Gather, from the data below, each line in which the word "Czapka" occurs.

■ **Materials provided**
==============================

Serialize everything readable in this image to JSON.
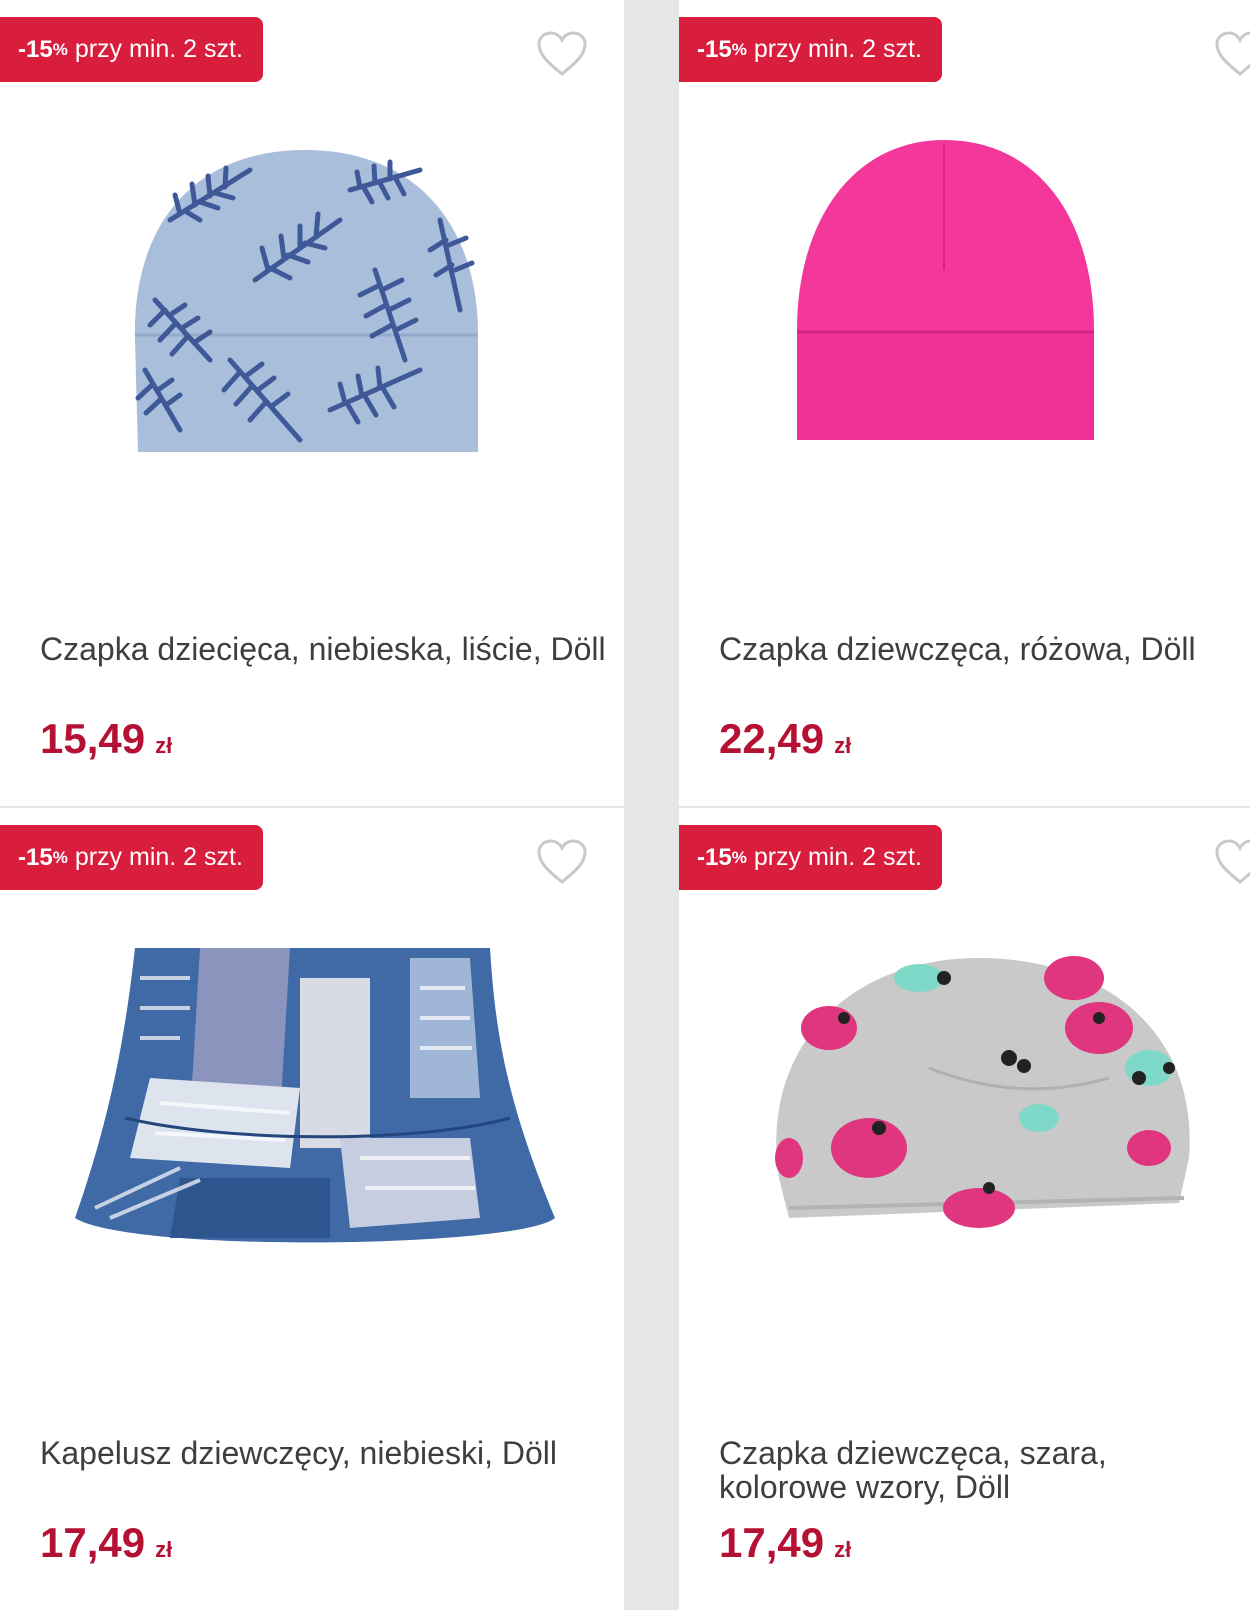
{
  "products": [
    {
      "badge": {
        "percent": "-15",
        "percent_sign": "%",
        "text": "przy min. 2 szt."
      },
      "title": "Czapka dziecięca, niebieska, liście, Döll",
      "price": "15,49",
      "currency": "zł",
      "image_icon": "blue-leaf-beanie-image"
    },
    {
      "badge": {
        "percent": "-15",
        "percent_sign": "%",
        "text": "przy min. 2 szt."
      },
      "title": "Czapka dziewczęca, różowa, Döll",
      "price": "22,49",
      "currency": "zł",
      "image_icon": "pink-beanie-image"
    },
    {
      "badge": {
        "percent": "-15",
        "percent_sign": "%",
        "text": "przy min. 2 szt."
      },
      "title": "Kapelusz dziewczęcy, niebieski, Döll",
      "price": "17,49",
      "currency": "zł",
      "image_icon": "blue-patchwork-bucket-hat-image"
    },
    {
      "badge": {
        "percent": "-15",
        "percent_sign": "%",
        "text": "przy min. 2 szt."
      },
      "title": "Czapka dziewczęca, szara, kolorowe wzory, Döll",
      "price": "17,49",
      "currency": "zł",
      "image_icon": "grey-pattern-slouchy-hat-image"
    }
  ],
  "colors": {
    "badge": "#d91d3c",
    "price": "#b51233",
    "title": "#3e3e3e",
    "background": "#e6e6e6"
  }
}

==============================

■ **Problem solution**
      "title": "Czapka dziecięca, niebieska, liście, Döll",
      "title": "Czapka dziewczęca, różowa, Döll",
      "title": "Czapka dziewczęca, szara, kolorowe wzory, Döll",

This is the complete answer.